**EXERCISE BRIEF:**
Should a line in the entries below contain "till", return that line.

━━━ RECORD EXTRACTS ━━━

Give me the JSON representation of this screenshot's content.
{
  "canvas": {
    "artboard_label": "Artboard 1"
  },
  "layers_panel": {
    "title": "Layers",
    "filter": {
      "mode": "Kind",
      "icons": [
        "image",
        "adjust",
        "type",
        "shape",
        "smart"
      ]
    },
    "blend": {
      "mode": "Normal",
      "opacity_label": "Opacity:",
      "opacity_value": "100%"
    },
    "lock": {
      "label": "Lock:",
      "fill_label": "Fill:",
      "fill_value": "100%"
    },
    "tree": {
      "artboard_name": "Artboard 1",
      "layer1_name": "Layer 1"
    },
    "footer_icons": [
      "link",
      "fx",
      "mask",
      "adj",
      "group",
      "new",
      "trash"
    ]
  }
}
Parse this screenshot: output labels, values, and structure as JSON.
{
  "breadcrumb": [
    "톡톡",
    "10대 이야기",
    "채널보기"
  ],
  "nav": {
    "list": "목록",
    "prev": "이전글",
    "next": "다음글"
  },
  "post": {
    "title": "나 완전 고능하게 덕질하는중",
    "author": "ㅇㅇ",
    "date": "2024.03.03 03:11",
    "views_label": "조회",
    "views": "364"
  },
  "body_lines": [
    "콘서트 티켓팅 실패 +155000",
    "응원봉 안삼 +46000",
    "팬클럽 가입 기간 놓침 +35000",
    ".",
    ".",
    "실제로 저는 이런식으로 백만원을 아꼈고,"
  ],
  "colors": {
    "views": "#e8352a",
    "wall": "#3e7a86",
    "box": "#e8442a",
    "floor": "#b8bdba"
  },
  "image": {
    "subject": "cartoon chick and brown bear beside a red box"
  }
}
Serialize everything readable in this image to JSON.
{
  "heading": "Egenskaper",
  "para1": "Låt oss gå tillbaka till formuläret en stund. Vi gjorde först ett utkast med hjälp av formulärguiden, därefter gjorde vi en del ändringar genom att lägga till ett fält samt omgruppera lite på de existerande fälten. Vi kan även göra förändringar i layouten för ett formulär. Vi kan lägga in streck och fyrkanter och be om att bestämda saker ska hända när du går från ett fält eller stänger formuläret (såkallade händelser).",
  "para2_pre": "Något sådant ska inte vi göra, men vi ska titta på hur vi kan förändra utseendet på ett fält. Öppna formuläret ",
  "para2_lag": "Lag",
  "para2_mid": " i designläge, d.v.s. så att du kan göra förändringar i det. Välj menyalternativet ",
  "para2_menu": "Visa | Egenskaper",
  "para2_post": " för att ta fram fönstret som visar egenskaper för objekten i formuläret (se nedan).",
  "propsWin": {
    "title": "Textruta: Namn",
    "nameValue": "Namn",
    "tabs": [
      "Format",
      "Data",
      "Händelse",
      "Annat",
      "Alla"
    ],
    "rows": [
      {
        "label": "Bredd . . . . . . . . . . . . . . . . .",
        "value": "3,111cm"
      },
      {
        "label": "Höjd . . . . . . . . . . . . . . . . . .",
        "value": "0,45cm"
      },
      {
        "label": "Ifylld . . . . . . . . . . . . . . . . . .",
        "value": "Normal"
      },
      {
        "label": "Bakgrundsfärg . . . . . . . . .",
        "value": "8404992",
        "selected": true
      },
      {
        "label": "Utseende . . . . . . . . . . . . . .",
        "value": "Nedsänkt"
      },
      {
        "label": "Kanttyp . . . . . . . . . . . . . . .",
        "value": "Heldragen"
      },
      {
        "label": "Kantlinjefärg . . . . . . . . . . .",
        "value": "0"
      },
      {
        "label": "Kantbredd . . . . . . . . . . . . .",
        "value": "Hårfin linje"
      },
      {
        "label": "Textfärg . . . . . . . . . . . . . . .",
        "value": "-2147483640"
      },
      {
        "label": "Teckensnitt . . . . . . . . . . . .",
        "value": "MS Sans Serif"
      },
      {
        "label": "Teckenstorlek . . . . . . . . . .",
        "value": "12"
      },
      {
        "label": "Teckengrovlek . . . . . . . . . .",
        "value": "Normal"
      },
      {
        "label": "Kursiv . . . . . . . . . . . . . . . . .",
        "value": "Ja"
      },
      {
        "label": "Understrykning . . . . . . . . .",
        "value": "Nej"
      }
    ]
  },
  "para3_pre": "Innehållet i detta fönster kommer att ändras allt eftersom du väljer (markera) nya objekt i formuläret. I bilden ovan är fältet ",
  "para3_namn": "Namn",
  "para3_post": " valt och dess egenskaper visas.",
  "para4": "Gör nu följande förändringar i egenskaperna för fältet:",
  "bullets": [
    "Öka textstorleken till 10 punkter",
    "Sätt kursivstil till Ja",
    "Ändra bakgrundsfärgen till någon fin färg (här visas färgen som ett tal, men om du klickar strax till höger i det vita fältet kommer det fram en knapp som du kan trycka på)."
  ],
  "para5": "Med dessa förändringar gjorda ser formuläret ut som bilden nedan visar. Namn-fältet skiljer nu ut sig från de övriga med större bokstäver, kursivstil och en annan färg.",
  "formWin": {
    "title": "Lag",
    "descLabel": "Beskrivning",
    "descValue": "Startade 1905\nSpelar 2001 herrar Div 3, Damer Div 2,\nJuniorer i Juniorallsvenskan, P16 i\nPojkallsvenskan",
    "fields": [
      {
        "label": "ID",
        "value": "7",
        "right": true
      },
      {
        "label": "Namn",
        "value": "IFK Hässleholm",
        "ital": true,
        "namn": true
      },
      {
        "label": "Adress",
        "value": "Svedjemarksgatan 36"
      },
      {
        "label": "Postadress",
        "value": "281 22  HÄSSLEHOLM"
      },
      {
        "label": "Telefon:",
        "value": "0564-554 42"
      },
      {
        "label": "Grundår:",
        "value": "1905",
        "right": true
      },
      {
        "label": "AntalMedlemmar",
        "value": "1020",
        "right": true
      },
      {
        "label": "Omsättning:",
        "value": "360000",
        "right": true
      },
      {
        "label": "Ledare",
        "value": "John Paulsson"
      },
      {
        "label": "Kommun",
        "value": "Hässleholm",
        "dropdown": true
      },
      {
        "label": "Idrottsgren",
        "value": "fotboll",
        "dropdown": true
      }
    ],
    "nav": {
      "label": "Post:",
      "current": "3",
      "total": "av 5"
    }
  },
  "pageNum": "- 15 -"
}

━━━

**TASK RESPONSE:**
  "para1": "Låt oss gå tillbaka till formuläret en stund. Vi gjorde först ett utkast med hjälp av formulärguiden, därefter gjorde vi en del ändringar genom att lägga till ett fält samt omgruppera lite på de existerande fälten. Vi kan även göra förändringar i layouten för ett formulär. Vi kan lägga in streck och fyrkanter och be om att bestämda saker ska hända när du går från ett fält eller stänger formuläret (såkallade händelser).",
    "Öka textstorleken till 10 punkter",
    "Sätt kursivstil till Ja",
    "Ändra bakgrundsfärgen till någon fin färg (här visas färgen som ett tal, men om du klickar strax till höger i det vita fältet kommer det fram en knapp som du kan trycka på)."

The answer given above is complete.